The untyped JS code looks like this:

const searchDestinationsByWord = (destinations, word) => {
  const findPassion = passions => 
    passions && passions.some(passion => findString(passion, word));
  return destinations.filter(destination =>
    destination.city && findString(destination.city, word) ||
    findString(destination.name, word) ||
    findPassion(destination.passions))
  ;
};

Nice small functions. But still it’s not clear and well understandable what is searched where and why. The process of adding types and listening a little bit to what flow tells us and adjusting the code accordingly carved out code that looks like this

const findOne = word => destination => {
  if (destination.type === 'hotel') return findHotel(destination, word);
  if (destination.type === 'city') return findCity(destination, word);
  if (destination.type === 'region') return findRegion(destination, word);
};

Actually flow pushed me really hard to get to some good looking code like this. The only thing I did, was adding the three types HotelType, RegionType and CityType. It took me a couple of tries to get the increments as small as I like to have them in order to create useful commits, that one can learn from and understand what is going on. If you are interested in the progress feel free to read the commits in this branch.

You want to try this and maybe practice this as a kata with your team? Feel free to find some minimal instructions in the README of the repo on gitlab.

Types don’t make Tests obsolete!

One learning besides a lot of in depth flow knowledge and exhaustiveness checks was that I learned that types DO NOT make tests obsolete.

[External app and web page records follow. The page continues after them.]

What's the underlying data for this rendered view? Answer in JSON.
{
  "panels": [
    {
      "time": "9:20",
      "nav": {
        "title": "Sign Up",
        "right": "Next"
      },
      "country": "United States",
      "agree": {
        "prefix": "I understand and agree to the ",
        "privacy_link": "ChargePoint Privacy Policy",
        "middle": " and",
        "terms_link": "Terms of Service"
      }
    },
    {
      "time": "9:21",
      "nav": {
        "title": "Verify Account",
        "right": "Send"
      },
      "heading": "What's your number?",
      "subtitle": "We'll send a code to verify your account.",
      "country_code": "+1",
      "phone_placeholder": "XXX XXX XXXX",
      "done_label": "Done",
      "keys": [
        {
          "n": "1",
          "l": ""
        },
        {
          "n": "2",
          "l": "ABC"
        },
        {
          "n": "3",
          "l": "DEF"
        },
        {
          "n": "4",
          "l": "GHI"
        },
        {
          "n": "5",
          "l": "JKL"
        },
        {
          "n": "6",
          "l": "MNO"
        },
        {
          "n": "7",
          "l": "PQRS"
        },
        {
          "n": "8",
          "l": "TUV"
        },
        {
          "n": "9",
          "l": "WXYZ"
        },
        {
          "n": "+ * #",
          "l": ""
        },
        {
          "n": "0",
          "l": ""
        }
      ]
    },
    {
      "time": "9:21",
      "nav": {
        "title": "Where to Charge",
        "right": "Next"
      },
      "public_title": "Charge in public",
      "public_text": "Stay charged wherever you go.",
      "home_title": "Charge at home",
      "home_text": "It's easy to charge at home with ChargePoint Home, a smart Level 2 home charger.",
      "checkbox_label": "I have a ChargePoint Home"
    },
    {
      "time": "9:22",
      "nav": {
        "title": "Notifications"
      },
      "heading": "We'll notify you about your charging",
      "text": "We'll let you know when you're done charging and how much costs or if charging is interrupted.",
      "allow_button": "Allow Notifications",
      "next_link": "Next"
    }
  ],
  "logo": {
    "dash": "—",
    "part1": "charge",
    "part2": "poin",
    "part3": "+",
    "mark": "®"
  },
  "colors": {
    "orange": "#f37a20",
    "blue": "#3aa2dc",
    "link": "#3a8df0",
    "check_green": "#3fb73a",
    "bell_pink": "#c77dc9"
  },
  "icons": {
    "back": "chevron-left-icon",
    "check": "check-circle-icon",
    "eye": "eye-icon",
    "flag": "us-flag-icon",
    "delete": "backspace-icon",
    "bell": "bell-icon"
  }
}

The tests I had written for this task had focused on the use case, some might call them acceptance tests, I don’t care about the name now. Adding the types on top of the non-typed JS solution didn’t have any impact on my tests. I have to say, I refactored the tests already quite a bit upfront. But that was basically in order for the audience to easier match the tests to the use case. Which is always a good thing, anyways. The types basically just had impact on the code where those three types were either built or where they were consumed. The builder.js file contains all the construction and the search.js contains all the consumer logic.

Cleaner Code by applying flow

And those two know about the different types. So those two files got pushed to change by applying types. The builder.js which uses the builder pattern was pushed to use generic type annotations and the search.js was pushed to handle the cases for each type separatly. And not use ugly obj.property && <do something> checks, that are very common in JS.

Another learning was that it is now easy to remove nullables. In this commit I first had to add a null check, which later, by making the type not-nullable I removed again.

Adding types makes you think of things that feel artificial to think of when doing pure JavaScript. If you come from a typed environment you might be thinking like that more often already, but in the JS world I don’t see this a lot. The pleasures and shortcut the language offer are often thankfully used without thinking deeper of consequences.

.oO(Writing this here, I see that I should restructure my talk to carve out those learnings a bit more.)

Conclusion

After all: this year’s EnterJS was a great learning experience for me again. This year it pushed me deeper into the typing space, which I am thankful for. Especially Vladimir Kurchatkin and Adam Solove’s help really pushed me further than I had thought, thanks! Thanks also Tobias for passing me the link to Adam’s article.

Maybe see you next year at EnterJS, or maybe the Clean Code Days.